**Required work:** Among the lines of the records below, count those with the word "Slot". Reply with that number alone.

────────────────────────────────────────

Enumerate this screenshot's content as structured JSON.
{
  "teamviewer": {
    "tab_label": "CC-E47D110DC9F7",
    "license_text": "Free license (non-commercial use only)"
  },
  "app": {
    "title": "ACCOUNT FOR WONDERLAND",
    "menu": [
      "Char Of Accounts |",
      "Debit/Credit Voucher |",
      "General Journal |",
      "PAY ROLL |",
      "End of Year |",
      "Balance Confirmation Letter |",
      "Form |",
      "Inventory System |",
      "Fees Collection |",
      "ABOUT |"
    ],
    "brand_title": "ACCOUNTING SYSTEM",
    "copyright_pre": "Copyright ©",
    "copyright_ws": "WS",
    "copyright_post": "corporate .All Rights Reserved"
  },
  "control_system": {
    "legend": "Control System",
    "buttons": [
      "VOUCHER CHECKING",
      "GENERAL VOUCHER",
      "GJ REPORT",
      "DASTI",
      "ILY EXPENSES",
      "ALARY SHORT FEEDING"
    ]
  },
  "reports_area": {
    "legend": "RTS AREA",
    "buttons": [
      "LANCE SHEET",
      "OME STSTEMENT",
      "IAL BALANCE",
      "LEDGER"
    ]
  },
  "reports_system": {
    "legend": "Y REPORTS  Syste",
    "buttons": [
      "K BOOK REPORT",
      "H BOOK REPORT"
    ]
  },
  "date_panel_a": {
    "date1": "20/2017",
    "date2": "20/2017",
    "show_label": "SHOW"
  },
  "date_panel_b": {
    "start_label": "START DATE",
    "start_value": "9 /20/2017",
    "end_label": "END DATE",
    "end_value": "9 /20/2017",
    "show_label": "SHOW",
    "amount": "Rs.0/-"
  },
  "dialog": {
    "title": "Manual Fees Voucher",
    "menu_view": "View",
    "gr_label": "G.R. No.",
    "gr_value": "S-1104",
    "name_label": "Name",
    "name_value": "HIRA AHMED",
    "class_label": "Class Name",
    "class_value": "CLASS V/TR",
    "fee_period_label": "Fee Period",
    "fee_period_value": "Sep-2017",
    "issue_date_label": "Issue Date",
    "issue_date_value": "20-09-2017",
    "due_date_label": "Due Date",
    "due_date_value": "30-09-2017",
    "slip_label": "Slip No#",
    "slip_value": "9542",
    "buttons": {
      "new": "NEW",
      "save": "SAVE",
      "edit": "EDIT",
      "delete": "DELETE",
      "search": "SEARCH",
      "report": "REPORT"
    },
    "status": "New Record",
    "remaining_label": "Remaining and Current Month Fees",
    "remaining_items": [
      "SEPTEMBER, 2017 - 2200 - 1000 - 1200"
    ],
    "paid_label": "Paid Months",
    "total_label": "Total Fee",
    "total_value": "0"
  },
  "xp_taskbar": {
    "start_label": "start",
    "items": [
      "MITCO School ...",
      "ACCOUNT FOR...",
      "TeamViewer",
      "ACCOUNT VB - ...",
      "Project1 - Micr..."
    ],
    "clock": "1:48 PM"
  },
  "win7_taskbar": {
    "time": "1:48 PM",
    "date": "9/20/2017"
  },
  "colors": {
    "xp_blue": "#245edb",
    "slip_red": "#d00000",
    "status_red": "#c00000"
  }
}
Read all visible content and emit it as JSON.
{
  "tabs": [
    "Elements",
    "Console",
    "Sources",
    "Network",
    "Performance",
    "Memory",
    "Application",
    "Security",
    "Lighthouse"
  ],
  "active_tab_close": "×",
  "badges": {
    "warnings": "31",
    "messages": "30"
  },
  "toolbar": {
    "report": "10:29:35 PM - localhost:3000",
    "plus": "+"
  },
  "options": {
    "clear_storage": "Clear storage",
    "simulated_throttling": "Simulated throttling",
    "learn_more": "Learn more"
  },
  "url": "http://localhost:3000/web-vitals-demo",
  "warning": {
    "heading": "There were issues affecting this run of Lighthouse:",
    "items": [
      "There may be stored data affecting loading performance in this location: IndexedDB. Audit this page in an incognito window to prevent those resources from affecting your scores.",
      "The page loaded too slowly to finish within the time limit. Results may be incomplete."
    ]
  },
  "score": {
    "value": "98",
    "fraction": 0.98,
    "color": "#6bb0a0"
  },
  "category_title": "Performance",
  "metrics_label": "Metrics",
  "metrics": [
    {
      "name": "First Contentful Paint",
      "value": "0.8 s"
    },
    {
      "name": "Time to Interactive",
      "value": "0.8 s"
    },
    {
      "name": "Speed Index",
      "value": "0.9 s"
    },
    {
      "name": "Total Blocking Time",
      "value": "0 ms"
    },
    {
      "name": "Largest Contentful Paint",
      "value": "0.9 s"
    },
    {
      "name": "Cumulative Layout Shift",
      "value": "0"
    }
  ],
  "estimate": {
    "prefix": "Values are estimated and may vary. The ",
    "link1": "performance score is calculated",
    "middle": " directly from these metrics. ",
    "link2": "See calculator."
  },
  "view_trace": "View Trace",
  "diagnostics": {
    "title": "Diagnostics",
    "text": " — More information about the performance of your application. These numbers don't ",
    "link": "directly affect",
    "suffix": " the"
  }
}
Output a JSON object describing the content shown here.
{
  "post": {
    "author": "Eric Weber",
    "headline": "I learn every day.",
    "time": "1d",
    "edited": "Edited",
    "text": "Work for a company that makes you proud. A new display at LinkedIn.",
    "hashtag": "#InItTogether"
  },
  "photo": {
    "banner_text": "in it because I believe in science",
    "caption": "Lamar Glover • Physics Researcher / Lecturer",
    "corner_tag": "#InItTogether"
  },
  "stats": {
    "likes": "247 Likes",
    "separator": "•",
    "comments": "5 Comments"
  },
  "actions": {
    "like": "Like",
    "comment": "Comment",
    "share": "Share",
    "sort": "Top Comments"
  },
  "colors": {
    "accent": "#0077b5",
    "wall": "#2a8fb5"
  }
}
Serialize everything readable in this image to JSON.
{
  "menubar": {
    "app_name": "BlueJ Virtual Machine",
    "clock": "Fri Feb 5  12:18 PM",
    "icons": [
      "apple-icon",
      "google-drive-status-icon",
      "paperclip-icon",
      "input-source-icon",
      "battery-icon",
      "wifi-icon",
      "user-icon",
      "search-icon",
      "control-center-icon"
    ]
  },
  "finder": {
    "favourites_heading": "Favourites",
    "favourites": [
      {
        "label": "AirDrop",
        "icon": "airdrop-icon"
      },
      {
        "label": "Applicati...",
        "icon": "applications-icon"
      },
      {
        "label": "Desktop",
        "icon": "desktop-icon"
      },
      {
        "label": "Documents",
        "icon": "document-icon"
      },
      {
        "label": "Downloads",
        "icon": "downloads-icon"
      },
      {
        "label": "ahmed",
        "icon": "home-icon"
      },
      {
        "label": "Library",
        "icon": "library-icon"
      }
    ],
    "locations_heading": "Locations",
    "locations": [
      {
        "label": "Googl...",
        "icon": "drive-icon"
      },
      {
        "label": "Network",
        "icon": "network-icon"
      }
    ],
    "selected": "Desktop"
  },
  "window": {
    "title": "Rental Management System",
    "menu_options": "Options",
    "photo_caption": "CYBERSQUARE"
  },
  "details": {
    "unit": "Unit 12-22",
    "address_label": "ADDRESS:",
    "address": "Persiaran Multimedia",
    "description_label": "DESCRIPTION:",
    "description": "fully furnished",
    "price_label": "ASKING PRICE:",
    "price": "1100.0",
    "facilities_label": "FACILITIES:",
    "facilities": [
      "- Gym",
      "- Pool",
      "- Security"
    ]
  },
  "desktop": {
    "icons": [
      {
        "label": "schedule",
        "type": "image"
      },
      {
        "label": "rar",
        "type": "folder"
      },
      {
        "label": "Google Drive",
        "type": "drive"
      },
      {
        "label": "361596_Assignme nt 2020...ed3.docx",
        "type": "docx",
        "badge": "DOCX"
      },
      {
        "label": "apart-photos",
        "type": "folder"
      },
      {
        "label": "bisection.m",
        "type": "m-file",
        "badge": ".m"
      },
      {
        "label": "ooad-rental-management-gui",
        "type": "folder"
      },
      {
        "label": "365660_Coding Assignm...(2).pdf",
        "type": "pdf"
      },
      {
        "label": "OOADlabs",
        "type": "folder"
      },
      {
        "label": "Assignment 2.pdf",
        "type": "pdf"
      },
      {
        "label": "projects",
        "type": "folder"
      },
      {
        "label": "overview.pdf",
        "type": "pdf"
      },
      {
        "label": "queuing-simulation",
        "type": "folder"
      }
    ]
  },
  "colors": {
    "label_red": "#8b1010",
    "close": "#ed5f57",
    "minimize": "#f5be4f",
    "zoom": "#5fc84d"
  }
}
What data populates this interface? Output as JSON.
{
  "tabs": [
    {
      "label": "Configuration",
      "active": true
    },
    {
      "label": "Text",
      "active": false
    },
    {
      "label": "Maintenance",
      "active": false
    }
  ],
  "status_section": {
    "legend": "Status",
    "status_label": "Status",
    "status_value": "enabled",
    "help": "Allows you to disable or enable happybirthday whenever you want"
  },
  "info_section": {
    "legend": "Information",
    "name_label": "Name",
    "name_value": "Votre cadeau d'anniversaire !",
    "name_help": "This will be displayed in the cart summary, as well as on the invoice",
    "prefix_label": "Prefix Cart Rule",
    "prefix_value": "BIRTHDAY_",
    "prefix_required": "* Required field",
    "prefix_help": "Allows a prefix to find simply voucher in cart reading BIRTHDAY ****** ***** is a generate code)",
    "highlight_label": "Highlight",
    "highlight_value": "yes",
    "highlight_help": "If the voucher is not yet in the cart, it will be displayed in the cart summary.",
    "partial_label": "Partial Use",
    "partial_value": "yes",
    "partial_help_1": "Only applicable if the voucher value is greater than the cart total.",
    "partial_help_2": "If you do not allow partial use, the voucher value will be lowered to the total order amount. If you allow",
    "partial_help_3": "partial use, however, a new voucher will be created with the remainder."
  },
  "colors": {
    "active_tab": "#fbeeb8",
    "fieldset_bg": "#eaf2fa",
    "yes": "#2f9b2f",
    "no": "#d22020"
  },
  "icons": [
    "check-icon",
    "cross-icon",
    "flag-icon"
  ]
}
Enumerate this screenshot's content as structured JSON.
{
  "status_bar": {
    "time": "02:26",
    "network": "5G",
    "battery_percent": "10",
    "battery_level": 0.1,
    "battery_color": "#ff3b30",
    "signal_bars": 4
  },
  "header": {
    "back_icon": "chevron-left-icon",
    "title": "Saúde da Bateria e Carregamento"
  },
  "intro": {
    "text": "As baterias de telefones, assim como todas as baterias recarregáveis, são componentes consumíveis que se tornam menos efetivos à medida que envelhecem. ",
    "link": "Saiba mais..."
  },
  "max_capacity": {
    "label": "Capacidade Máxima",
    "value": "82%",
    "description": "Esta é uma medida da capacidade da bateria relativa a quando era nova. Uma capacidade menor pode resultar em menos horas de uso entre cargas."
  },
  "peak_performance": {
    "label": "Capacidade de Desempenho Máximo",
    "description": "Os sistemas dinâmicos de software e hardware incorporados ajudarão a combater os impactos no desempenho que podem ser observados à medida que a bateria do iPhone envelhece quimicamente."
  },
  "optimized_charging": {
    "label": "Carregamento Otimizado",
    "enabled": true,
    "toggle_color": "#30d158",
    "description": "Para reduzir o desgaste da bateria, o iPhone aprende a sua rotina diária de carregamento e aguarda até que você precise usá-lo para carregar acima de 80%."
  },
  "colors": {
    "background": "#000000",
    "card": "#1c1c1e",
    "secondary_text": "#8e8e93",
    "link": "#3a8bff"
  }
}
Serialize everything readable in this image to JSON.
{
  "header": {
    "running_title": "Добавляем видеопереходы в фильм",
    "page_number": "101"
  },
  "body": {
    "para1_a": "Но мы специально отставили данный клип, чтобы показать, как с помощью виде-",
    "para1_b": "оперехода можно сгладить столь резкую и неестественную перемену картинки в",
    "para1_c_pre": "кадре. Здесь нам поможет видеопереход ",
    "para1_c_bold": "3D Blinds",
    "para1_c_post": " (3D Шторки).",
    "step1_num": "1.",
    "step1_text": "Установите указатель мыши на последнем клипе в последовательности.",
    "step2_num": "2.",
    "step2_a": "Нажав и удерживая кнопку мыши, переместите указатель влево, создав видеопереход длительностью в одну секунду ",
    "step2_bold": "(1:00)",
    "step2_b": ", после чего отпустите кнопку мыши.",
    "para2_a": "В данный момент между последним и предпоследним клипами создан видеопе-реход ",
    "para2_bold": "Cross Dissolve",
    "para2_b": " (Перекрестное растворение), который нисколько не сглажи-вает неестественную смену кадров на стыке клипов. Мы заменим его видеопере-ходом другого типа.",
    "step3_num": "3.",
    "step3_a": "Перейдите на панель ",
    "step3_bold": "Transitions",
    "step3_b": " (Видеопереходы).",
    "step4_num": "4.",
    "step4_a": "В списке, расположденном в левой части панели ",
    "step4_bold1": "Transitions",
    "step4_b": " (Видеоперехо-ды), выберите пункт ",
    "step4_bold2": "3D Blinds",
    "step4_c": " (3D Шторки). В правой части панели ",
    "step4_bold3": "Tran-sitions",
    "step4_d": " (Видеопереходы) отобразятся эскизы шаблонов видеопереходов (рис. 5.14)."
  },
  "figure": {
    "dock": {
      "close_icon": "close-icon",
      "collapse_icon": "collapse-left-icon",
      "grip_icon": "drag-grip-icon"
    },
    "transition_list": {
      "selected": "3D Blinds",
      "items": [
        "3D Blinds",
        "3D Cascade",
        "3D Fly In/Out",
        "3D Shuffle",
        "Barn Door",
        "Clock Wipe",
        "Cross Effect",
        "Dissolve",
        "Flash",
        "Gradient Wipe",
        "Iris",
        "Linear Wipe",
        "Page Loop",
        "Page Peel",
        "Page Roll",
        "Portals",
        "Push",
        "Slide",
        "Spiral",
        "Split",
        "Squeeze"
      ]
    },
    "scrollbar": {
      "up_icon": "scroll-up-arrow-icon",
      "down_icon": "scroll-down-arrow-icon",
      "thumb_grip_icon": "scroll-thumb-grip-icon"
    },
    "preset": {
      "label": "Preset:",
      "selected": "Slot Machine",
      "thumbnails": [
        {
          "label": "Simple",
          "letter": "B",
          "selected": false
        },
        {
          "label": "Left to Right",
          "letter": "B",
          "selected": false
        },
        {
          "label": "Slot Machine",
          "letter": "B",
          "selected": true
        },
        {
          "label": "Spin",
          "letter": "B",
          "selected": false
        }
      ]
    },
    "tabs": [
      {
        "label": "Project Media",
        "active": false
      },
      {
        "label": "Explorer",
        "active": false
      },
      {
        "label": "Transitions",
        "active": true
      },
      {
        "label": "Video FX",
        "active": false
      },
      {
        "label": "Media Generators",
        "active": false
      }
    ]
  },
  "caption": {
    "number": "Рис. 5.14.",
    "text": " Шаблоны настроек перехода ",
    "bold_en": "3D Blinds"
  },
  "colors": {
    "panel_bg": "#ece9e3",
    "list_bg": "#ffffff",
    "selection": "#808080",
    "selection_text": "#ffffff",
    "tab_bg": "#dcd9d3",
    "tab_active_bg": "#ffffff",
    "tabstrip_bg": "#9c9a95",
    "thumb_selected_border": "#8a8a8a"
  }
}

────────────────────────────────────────

**Answer to this task:** 2